Singapore, 31 January 2011 – The year ended with a bumper brood of babies at the Singapore Zoo with nearly 300 births and hatchings in 2010, which include endangered species like the cotton-top tamarin, pygmy hippopotamus and the Douc langur.

Considered one of the world’s top 25 most endangered primates and classified as critically-endangered by the International Union for Conservation of Nature (IUCN), the cotton-top tamarin is one of the few species that survives better in captivity than in the wild. Despite protection from the international laws, there are only about 2,000 adult cotton-top tamarins left in the wild in South America. Eleven cotton-top tamarins were born at the zoo last year. The park now has a thriving population of 30.

The Singapore Zoo also celebrated its sole pygmy hippopotamus birth for the year in October. This species is listed as endangered by the IUCN. Similar to the cotton-top tamarins, the survival of this reclusive mammal in captivity is higher than in the wild. With the latest addition, the Singapore Zoo now has four pygmy hippopotamus in its collection.

One of the most colourful primates, the Douc langur, known for its extremely striking appearance, is also considered endangered by IUCN. This species is endemic to Indochina and can be found in Lao, Vietnam and northern Cambodia. These primates suffer from intense levels of hunting for food and for use in traditional medicines. Destruction of its natural habitat is also a major threat to this species. Singapore Zoo saw four births last year and now has a population of 15.

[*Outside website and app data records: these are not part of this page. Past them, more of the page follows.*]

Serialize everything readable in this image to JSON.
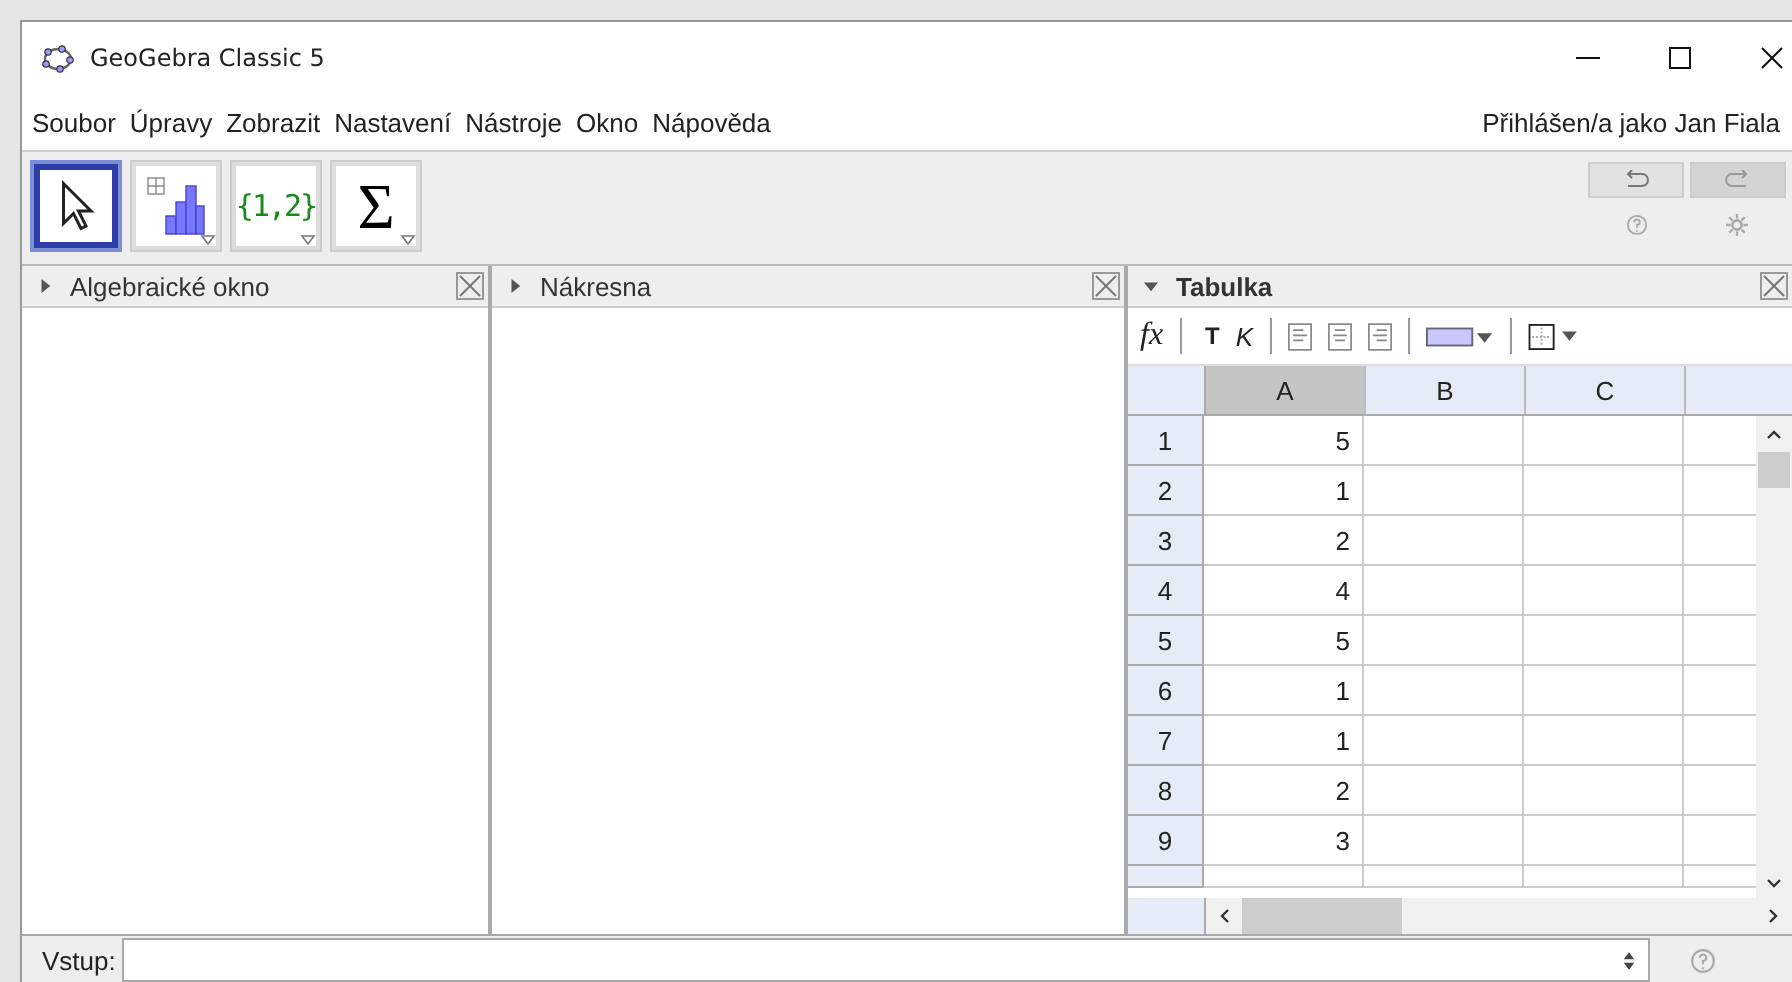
{
  "window": {
    "title": "GeoGebra Classic 5"
  },
  "menu": [
    "Soubor",
    "Úpravy",
    "Zobrazit",
    "Nastavení",
    "Nástroje",
    "Okno",
    "Nápověda"
  ],
  "user_label": "Přihlášen/a jako Jan Fiala",
  "tools": [
    {
      "kind": "move",
      "selected": true
    },
    {
      "kind": "histogram",
      "selected": false
    },
    {
      "kind": "list",
      "label": "{1,2}",
      "selected": false
    },
    {
      "kind": "sum",
      "label": "Σ",
      "selected": false
    }
  ],
  "panels": [
    {
      "title": "Algebraické okno",
      "expanded": false,
      "focused": false
    },
    {
      "title": "Nákresna",
      "expanded": false,
      "focused": false
    },
    {
      "title": "Tabulka",
      "expanded": true,
      "focused": true
    }
  ],
  "spreadsheet": {
    "toolbar": {
      "formula": "fx",
      "bold": "T",
      "italic": "K"
    },
    "columns": [
      {
        "label": "A",
        "selected": true
      },
      {
        "label": "B",
        "selected": false
      },
      {
        "label": "C",
        "selected": false
      }
    ],
    "rows": [
      {
        "header": "1",
        "value": "5"
      },
      {
        "header": "2",
        "value": "1"
      },
      {
        "header": "3",
        "value": "2"
      },
      {
        "header": "4",
        "value": "4"
      },
      {
        "header": "5",
        "value": "5"
      },
      {
        "header": "6",
        "value": "1"
      },
      {
        "header": "7",
        "value": "1"
      },
      {
        "header": "8",
        "value": "2"
      },
      {
        "header": "9",
        "value": "3"
      }
    ]
  },
  "input_bar": {
    "label": "Vstup:"
  }
}
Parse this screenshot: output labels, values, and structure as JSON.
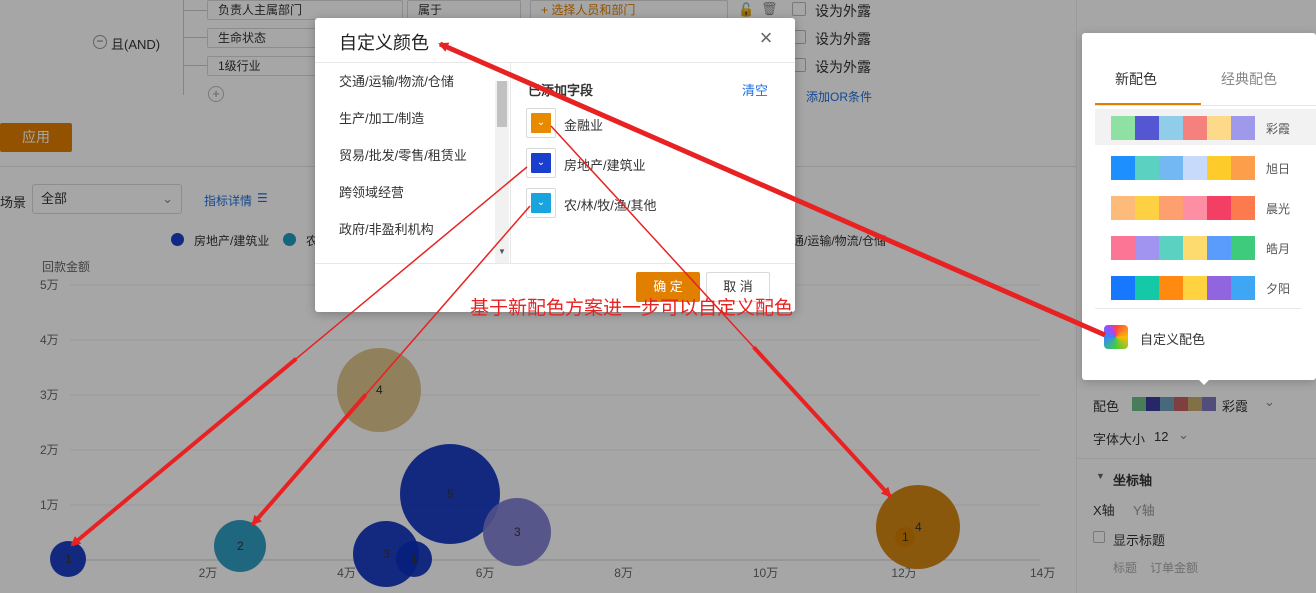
{
  "filter": {
    "rows": [
      {
        "field": "负责人主属部门",
        "operator": "属于",
        "value_placeholder": "+ 选择人员和部门",
        "expose_label": "设为外露"
      },
      {
        "field": "生命状态",
        "expose_label": "设为外露"
      },
      {
        "field": "1级行业",
        "expose_label": "设为外露"
      }
    ],
    "and_label": "且(AND)",
    "add_or_label": "添加OR条件",
    "apply_label": "应用"
  },
  "scene": {
    "label": "场景",
    "value": "全部",
    "metric_detail_label": "指标详情"
  },
  "legend": [
    {
      "name": "房地产/建筑业",
      "color": "#1a3fcf"
    },
    {
      "name": "农",
      "color": "#1f9bc2"
    }
  ],
  "legend_right_text": "通/运输/物流/仓储",
  "chart_data": {
    "type": "scatter",
    "ylabel": "回款金额",
    "y_ticks": [
      "5万",
      "4万",
      "3万",
      "2万",
      "1万"
    ],
    "x_ticks": [
      "2万",
      "4万",
      "6万",
      "8万",
      "10万",
      "12万",
      "14万"
    ],
    "xlim": [
      0,
      14
    ],
    "ylim": [
      0,
      5
    ],
    "points": [
      {
        "x": 0,
        "y": 0,
        "label": "1",
        "size": 18,
        "color": "#0b2fc0"
      },
      {
        "x": 1,
        "y": 0.25,
        "label": "2",
        "size": 26,
        "color": "#1f97bd"
      },
      {
        "x": 3.2,
        "y": 3.1,
        "label": "4",
        "size": 42,
        "color": "#dcc084"
      },
      {
        "x": 3.3,
        "y": 0.1,
        "label": "3",
        "size": 33,
        "color": "#0b2fc0"
      },
      {
        "x": 3.5,
        "y": 0.0,
        "label": "1",
        "size": 18,
        "color": "#0b2fc0"
      },
      {
        "x": 5,
        "y": 1.2,
        "label": "5",
        "size": 50,
        "color": "#0b2fc0"
      },
      {
        "x": 5.5,
        "y": 0.5,
        "label": "3",
        "size": 34,
        "color": "#7b7bd0"
      },
      {
        "x": 12.5,
        "y": 0.6,
        "label": "4",
        "size": 42,
        "color": "#d17e00"
      },
      {
        "x": 12.0,
        "y": 0.4,
        "label": "1",
        "size": 10,
        "color": "#d17e00"
      }
    ]
  },
  "modal": {
    "title": "自定义颜色",
    "categories": [
      "交通/运输/物流/仓储",
      "生产/加工/制造",
      "贸易/批发/零售/租赁业",
      "跨领域经营",
      "政府/非盈利机构"
    ],
    "added_fields_title": "已添加字段",
    "clear_label": "清空",
    "fields": [
      {
        "label": "金融业",
        "color": "#e88a00"
      },
      {
        "label": "房地产/建筑业",
        "color": "#1a3fcf"
      },
      {
        "label": "农/林/牧/渔/其他",
        "color": "#1aa4dd"
      }
    ],
    "ok_label": "确 定",
    "cancel_label": "取 消"
  },
  "annotation_text": "基于新配色方案进一步可以自定义配色",
  "popover": {
    "tab_new": "新配色",
    "tab_classic": "经典配色",
    "schemes": [
      {
        "name": "彩霞",
        "colors": [
          "#8ee0a3",
          "#5556d1",
          "#8fcdea",
          "#f4817e",
          "#fdd98a",
          "#9f99ec"
        ]
      },
      {
        "name": "旭日",
        "colors": [
          "#1e8fff",
          "#5ad1c1",
          "#74b8f3",
          "#c7dafb",
          "#fdcc2b",
          "#fd9f4a"
        ]
      },
      {
        "name": "晨光",
        "colors": [
          "#fdbb7b",
          "#fdd143",
          "#fd9f6e",
          "#fd8ea3",
          "#f43f65",
          "#fd7a4f"
        ]
      },
      {
        "name": "皓月",
        "colors": [
          "#fd7594",
          "#a194f0",
          "#5ad1c1",
          "#fddb6e",
          "#5a9cfb",
          "#3ecb7c"
        ]
      },
      {
        "name": "夕阳",
        "colors": [
          "#1677ff",
          "#13c9a7",
          "#ff8a0f",
          "#ffd23f",
          "#9164e0",
          "#3fa6f5"
        ]
      }
    ],
    "custom_label": "自定义配色"
  },
  "right_panel": {
    "color_label": "配色",
    "color_value": "彩霞",
    "color_preview": [
      "#6fbf8d",
      "#3c3d9f",
      "#6fa2bd",
      "#c46160",
      "#c8ae6d",
      "#7d78bd"
    ],
    "font_size_label": "字体大小",
    "font_size_value": "12",
    "axis_section": "坐标轴",
    "x_axis": "X轴",
    "y_axis": "Y轴",
    "show_title": "显示标题",
    "title_label": "标题",
    "title_value": "订单金额"
  }
}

Other animal babies welcomed in 2010 include the proboscis monkey, meerkat, manatee, spotted mousedeer, oriental small-clawed otter, Chinese stripe-necked turtle and Linne’s two-toed sloth, amongst the 44 species of births and hatchings.

“It has been very encouraging welcoming these newborns to our family of animals in the zoo, particularly those of an endangered status. WRS has enjoyed an abundant year of births and hatchings, and captive breeding is an important element of what we do for species conservation. With rising threats such as habitat loss, human encroachment and poaching, captive breeding programmes may be the only hope of saving some species for future generations,” said Mr Biswajit Guha, Director of Zoology at the Singapore Zoo.

The Singapore Zoo, operated by Wildlife Reserves Singapore (WRS) which also runs the award winning Night Safari, Jurong Bird Park and the upcoming river-themed park, the River Safari, has a number of conservation research initiatives such as the captive breeding of proboscis monkeys and study of their dietary requirements, as well as hormonal analyses to chart the oestrous cycles. It continues to work with other zoos and wildlife institutions around the world to facilitate animal exchanges to expand the captive gene pool and increase the population of endangered animal species.

Cotton-top Tamarin

Pygmy Hyppopotamus

Linne's two-toed sloth